Arm Yourself Against the Flu
Most of us are so focused on coronavirus vaccines and boosters these days, we may have forgotten to get the flu shot. In case you haven’t heard, the flu shot is just as important now for protection than it was before the pandemic.
And for those who were concerned, the Centers for Disease Control and Prevention (CDC) confirms that it is perfectly safe to get the flu shot at the same time as a COVID-19 vaccine.
Since the beginning of the year, positive flu test results and doctor’s office visits for flu-like illness are down.
But second waves of influenza are not unusual, and some health experts say it is possible that a late winter or spring surge could be coming.
COVID-19 cases have been falling in recent weeks, leading to a decline in mask wearing and behaviors that may have been keeping flu down this winter.

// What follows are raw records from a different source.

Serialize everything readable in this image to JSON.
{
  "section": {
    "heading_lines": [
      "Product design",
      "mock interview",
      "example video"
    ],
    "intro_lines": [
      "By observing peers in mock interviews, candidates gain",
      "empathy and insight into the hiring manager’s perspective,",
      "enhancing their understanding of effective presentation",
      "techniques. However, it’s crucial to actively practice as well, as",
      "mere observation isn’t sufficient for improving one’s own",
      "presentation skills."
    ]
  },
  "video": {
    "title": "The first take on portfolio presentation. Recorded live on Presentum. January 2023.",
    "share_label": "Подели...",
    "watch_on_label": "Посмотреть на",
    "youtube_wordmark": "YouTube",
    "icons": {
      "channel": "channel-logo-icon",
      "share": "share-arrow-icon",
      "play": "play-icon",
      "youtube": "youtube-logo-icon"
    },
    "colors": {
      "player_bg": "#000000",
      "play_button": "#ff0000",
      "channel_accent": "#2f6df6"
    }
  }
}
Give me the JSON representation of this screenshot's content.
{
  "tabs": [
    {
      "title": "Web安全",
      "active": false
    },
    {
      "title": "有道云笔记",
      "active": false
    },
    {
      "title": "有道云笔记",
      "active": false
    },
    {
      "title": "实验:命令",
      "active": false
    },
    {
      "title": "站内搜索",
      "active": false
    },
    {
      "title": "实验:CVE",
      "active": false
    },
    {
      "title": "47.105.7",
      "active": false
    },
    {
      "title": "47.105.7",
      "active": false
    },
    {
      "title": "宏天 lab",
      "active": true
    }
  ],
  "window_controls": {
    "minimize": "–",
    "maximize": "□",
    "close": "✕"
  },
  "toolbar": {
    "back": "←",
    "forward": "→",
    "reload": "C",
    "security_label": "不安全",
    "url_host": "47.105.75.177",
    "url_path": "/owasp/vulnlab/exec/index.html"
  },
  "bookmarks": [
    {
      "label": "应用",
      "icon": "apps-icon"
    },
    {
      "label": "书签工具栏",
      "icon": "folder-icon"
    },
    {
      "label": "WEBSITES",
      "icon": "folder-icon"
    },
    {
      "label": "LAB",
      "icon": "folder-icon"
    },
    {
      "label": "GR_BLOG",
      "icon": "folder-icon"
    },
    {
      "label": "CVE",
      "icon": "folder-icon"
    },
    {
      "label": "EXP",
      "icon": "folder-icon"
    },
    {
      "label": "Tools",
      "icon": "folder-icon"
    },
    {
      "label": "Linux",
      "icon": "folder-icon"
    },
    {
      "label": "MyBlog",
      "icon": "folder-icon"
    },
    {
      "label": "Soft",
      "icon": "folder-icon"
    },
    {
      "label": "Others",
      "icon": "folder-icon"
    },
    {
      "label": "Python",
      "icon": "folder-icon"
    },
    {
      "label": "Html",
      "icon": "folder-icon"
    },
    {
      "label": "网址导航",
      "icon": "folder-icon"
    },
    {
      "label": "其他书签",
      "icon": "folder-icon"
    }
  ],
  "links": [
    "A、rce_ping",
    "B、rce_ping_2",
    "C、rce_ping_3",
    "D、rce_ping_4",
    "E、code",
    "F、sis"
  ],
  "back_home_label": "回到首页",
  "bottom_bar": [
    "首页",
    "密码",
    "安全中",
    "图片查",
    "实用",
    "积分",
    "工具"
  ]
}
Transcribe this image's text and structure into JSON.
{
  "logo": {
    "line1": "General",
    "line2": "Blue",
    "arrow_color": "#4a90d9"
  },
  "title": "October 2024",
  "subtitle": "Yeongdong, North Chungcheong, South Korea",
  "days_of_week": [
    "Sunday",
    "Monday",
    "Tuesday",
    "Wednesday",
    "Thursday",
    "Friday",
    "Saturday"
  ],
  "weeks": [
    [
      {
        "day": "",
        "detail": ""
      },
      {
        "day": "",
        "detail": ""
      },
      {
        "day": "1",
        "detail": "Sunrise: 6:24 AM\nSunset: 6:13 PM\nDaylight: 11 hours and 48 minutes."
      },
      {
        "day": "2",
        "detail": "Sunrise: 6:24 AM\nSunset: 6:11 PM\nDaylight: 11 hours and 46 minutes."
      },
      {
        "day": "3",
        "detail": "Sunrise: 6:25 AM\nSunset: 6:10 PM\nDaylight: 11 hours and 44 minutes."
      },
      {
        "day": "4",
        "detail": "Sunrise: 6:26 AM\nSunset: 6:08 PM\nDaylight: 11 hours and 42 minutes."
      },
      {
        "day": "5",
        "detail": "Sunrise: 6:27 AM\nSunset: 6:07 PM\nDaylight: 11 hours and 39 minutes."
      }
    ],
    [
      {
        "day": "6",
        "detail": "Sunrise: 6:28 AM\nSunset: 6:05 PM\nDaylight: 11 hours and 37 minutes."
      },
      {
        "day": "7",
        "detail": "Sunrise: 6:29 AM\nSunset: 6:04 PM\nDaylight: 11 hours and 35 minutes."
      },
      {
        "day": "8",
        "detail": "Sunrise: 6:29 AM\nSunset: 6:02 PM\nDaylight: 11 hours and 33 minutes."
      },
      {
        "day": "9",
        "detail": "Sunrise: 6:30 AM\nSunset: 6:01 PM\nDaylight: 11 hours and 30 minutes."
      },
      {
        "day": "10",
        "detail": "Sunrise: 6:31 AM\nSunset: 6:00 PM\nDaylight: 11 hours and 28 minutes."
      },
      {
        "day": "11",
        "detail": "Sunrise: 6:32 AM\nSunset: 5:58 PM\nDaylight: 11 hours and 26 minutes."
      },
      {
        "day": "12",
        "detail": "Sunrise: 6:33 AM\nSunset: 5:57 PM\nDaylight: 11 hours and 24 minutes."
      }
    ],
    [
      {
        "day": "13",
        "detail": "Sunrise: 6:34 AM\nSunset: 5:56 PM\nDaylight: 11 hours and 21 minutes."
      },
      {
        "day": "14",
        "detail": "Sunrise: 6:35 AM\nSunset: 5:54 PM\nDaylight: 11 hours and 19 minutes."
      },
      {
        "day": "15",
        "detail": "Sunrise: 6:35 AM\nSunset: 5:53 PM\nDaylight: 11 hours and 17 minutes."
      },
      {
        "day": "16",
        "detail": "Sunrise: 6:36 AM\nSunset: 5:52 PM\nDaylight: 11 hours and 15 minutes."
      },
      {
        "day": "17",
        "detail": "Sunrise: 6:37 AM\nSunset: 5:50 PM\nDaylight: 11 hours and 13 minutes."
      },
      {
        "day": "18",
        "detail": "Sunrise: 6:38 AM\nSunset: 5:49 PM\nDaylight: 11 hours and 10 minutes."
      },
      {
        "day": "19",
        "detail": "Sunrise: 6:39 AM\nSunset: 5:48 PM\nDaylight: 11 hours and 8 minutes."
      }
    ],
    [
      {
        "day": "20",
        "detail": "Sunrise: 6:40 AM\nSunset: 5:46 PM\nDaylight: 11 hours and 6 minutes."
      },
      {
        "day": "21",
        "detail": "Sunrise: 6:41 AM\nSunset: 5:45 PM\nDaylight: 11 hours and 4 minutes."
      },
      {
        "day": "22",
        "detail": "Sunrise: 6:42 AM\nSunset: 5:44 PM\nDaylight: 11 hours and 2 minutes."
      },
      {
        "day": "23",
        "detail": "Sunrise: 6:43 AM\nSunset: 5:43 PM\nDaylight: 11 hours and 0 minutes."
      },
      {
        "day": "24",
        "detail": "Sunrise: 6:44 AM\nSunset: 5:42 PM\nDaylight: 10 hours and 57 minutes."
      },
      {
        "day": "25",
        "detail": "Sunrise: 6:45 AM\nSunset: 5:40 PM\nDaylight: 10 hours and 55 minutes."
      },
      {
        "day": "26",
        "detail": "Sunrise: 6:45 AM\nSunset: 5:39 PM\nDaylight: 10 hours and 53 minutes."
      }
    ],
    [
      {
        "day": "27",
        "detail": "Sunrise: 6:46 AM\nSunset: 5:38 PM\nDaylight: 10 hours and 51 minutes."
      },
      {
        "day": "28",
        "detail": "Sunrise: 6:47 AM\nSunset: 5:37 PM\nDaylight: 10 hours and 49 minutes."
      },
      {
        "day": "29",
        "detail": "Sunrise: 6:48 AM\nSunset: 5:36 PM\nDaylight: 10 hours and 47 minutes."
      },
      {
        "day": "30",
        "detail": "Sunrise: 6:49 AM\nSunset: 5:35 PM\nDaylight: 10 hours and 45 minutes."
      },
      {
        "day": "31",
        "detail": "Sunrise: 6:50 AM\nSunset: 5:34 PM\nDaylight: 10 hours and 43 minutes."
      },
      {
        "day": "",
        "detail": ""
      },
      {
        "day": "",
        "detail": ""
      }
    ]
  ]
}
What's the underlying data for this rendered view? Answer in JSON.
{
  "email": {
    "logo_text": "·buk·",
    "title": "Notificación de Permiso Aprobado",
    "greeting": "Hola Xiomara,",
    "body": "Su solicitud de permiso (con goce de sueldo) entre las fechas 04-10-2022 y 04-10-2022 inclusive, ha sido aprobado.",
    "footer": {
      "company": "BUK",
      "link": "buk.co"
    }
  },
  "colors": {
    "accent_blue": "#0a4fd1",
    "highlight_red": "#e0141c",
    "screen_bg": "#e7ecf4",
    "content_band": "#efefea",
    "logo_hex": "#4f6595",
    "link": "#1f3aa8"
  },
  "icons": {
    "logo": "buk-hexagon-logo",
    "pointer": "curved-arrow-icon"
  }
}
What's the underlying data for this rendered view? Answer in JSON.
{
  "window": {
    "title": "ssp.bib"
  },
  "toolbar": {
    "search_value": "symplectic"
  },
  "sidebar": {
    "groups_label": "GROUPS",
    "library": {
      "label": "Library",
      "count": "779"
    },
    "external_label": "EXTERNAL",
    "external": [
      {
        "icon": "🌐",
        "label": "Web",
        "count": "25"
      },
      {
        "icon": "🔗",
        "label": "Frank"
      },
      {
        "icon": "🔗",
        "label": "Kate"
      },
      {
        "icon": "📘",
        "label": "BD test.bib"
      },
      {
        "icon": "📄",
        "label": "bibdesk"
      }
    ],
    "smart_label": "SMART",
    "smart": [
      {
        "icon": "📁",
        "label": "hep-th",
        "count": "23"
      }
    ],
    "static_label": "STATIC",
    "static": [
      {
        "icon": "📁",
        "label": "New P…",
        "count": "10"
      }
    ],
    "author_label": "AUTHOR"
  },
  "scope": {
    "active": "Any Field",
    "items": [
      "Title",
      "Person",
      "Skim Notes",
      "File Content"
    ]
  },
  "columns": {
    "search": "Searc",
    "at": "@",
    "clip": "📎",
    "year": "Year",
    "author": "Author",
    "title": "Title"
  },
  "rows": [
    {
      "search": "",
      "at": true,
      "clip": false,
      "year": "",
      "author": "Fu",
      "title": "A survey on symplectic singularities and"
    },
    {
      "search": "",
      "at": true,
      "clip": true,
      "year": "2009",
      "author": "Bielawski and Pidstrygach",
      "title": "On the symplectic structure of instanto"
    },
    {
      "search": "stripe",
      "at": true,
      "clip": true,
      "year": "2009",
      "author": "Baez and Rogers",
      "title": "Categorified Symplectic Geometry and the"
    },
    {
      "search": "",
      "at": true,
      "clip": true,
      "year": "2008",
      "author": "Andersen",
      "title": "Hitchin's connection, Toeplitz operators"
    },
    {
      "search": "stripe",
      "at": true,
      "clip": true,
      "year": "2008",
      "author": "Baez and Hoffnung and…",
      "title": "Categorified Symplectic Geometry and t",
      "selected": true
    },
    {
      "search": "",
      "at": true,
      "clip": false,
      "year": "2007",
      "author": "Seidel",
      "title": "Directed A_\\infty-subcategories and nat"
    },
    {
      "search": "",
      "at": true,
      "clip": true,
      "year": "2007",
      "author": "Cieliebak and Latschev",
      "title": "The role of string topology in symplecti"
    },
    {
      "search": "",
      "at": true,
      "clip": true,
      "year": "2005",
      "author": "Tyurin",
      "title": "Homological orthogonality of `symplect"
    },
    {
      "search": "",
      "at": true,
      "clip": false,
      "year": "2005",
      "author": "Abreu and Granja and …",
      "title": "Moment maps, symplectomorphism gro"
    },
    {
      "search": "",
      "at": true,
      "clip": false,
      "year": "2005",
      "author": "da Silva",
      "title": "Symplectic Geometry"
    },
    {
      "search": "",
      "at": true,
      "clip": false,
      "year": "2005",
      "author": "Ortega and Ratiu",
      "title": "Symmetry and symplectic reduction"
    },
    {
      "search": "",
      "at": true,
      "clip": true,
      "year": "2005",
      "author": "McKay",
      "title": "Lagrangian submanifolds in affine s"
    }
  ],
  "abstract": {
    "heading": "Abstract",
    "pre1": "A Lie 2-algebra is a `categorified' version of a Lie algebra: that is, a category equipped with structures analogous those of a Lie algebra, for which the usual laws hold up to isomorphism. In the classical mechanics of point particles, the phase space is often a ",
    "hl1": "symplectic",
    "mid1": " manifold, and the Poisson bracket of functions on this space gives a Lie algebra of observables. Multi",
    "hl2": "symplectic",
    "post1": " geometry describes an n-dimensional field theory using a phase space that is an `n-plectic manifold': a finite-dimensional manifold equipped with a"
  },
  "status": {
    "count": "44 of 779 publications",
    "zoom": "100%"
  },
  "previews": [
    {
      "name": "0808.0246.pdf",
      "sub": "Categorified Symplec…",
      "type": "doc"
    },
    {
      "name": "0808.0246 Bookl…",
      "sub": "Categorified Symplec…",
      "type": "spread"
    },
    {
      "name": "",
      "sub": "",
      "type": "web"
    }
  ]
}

As people become less cautious, flu or other respiratory viruses can surge, according to CDC officials.
Of all the age groups, the 65 and over crowd faces the greatest risk of developing serious complications from the flu. In fact, the CDC estimates that of all the people hospitalized each year with flu, up to 70% are seniors. Even more troubling is the fact that 70 to 85% of flu-related deaths typically occur among people 65 and older.
Two different flu shots – the Fluzone High Dose and FLUAD – are designed specifically for seniors. You only need one of them. They provide extra protection beyond what a standard flu shot provides. While they cannot guarantee you won’t get the flu, they will lower your risk.
Fluzone High Dose: Approved for U.S. use in 2009, this is a high-potency vaccine that contains four times the amount of antigen as a regular flu shot, which creates a stronger immune response for better protection. This vaccine, according to a 2013 clinical trial, was 24% more effective than the regular-dose shot at preventing flu in seniors.
FLUAD: Available in the U.S. since 2016, this vaccine contains an added ingredient called adjuvant MF59 that also helps create a stronger immune response. In a 2012 Canadian observational study, FLUAD was 63% more effective than a regular flu shot.
The CDC does not recommend one vaccination over the other, and to date, there have been no studies comparing them.
You should also know that both the Fluzone High-Dose and FLUAD can cause milder effects than occur with a standard-dose flu shot, like pain or tenderness where you got the shot, muscle aches, headache or fatigue. And neither vaccine is recommended for seniors who are allergic to chicken eggs, or those who have had a severe reaction to a flu vaccine in the past.
Both vaccines are also fully covered by KelseyCare Advantage.
The American Medical Association (AMA) has more information about the risks of COVID-19 and flu co-infection here: https://www.ama-assn.org/deliveringcare/public-health/questions-your-patients-may-havecovid-19-and-flu-coinfection